Task objective:
Exactly how many lines of the data below include the string "make"? State the number and nothing more.

Material supplied: Begin

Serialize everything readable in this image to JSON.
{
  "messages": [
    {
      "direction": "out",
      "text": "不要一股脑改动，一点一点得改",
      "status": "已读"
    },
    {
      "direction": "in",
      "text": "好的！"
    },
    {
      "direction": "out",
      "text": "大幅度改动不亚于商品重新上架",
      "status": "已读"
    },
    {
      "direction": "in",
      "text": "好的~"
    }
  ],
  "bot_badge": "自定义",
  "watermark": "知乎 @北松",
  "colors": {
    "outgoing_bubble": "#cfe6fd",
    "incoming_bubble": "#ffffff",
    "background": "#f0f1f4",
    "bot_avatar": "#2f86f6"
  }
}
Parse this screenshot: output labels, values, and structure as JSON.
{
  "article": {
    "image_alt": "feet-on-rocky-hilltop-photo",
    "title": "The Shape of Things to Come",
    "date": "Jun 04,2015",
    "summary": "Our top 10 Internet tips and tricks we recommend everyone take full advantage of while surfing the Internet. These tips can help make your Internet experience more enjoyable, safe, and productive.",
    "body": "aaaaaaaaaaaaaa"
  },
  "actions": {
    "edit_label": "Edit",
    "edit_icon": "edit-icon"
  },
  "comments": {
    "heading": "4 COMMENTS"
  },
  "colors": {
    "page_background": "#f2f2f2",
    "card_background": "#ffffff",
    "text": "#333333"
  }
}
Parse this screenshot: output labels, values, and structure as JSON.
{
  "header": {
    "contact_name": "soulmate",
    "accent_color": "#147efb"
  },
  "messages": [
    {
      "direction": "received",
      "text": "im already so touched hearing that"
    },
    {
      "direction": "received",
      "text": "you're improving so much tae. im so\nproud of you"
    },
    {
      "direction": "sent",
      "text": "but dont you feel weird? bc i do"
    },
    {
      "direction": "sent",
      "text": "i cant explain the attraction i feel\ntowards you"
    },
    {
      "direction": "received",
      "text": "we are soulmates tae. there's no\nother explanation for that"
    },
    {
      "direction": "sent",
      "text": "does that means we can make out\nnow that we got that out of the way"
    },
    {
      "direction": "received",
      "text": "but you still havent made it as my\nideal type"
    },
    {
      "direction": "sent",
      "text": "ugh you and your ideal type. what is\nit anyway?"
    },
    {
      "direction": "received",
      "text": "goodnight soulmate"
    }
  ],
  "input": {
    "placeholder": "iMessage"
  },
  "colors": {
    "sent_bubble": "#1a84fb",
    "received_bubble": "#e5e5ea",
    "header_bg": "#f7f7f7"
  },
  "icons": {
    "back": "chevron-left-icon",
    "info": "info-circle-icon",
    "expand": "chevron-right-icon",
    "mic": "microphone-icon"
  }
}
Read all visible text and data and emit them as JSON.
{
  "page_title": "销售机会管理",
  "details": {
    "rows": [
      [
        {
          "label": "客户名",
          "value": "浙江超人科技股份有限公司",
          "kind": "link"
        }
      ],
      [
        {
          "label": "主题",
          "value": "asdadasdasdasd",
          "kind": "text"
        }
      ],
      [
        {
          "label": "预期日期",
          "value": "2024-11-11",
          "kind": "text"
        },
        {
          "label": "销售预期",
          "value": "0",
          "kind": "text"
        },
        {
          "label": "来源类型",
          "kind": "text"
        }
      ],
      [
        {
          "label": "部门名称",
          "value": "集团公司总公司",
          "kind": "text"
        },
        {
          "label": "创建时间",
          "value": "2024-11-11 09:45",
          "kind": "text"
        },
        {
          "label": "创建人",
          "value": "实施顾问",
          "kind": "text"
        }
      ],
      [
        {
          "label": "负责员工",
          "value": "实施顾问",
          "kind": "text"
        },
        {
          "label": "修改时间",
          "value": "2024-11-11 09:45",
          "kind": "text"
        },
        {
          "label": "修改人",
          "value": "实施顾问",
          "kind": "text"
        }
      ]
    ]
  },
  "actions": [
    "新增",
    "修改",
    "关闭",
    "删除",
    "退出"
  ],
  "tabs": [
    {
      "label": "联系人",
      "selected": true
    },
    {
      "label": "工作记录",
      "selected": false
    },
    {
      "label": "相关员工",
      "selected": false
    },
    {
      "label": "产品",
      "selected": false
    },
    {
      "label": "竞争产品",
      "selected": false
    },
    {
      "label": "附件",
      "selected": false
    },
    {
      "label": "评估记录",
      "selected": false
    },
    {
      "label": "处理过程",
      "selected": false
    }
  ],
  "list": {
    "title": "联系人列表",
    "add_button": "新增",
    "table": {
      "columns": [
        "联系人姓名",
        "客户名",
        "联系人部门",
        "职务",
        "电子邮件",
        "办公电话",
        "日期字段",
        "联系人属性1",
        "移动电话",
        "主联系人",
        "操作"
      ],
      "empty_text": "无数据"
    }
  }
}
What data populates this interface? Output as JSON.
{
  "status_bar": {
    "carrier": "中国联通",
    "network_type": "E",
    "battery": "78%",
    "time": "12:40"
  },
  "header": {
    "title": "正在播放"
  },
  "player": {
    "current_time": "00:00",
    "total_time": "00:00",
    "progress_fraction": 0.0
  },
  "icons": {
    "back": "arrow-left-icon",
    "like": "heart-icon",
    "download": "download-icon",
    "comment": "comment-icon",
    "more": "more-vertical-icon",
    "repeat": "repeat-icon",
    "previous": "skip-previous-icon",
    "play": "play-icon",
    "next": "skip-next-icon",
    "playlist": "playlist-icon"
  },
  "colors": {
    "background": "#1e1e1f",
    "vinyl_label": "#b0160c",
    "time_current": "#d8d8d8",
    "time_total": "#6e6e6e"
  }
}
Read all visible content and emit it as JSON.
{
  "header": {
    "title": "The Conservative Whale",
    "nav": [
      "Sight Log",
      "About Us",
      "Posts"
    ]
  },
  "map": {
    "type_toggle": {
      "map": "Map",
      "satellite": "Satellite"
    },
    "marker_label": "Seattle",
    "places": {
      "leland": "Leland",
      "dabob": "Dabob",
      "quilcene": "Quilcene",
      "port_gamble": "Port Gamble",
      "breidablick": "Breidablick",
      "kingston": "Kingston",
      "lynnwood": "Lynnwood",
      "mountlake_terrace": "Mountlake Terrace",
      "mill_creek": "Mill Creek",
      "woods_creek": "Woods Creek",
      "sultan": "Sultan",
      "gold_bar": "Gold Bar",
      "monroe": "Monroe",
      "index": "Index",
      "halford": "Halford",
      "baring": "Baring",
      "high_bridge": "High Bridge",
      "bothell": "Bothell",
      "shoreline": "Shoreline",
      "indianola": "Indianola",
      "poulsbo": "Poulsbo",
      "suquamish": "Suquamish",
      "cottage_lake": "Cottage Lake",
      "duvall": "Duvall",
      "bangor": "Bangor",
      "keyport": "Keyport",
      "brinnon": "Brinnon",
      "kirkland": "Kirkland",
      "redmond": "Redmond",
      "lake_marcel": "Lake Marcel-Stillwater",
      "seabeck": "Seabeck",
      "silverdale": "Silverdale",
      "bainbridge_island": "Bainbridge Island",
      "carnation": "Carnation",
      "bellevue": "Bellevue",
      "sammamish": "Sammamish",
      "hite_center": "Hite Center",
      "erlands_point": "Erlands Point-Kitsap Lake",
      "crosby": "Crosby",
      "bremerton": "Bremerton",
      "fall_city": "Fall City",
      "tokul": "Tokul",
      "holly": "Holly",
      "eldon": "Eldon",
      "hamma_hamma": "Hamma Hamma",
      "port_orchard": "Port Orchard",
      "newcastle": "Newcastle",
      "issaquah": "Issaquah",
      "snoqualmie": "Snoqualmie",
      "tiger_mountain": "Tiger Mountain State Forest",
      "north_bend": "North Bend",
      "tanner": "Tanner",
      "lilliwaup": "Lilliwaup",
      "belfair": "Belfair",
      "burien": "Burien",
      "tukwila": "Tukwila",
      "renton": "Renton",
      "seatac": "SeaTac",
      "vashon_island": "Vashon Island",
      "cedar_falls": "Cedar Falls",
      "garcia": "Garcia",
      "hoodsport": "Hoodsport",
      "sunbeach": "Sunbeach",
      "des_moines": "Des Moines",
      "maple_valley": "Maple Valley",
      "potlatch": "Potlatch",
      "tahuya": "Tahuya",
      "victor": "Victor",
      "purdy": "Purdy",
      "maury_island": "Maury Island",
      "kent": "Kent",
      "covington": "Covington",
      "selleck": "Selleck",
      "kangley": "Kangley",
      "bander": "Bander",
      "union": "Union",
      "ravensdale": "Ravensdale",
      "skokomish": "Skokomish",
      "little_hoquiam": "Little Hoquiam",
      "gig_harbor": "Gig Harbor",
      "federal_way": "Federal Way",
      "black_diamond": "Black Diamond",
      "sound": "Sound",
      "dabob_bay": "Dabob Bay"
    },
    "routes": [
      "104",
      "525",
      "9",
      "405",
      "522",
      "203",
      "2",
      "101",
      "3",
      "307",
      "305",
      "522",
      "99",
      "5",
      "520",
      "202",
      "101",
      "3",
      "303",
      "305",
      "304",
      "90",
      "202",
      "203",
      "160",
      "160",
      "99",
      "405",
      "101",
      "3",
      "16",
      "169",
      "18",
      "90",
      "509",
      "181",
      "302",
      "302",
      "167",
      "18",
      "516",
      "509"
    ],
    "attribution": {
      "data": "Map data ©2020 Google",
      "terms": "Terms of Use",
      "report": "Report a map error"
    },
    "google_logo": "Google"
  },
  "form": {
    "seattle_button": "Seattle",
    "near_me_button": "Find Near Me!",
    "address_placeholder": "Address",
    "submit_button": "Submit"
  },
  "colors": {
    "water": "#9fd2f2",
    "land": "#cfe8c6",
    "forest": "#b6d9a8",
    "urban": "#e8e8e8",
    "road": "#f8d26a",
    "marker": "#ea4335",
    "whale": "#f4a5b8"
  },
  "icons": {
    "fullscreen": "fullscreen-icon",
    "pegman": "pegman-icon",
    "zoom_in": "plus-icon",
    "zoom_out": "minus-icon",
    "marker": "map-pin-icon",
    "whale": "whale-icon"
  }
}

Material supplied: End

Solution to this problem:
2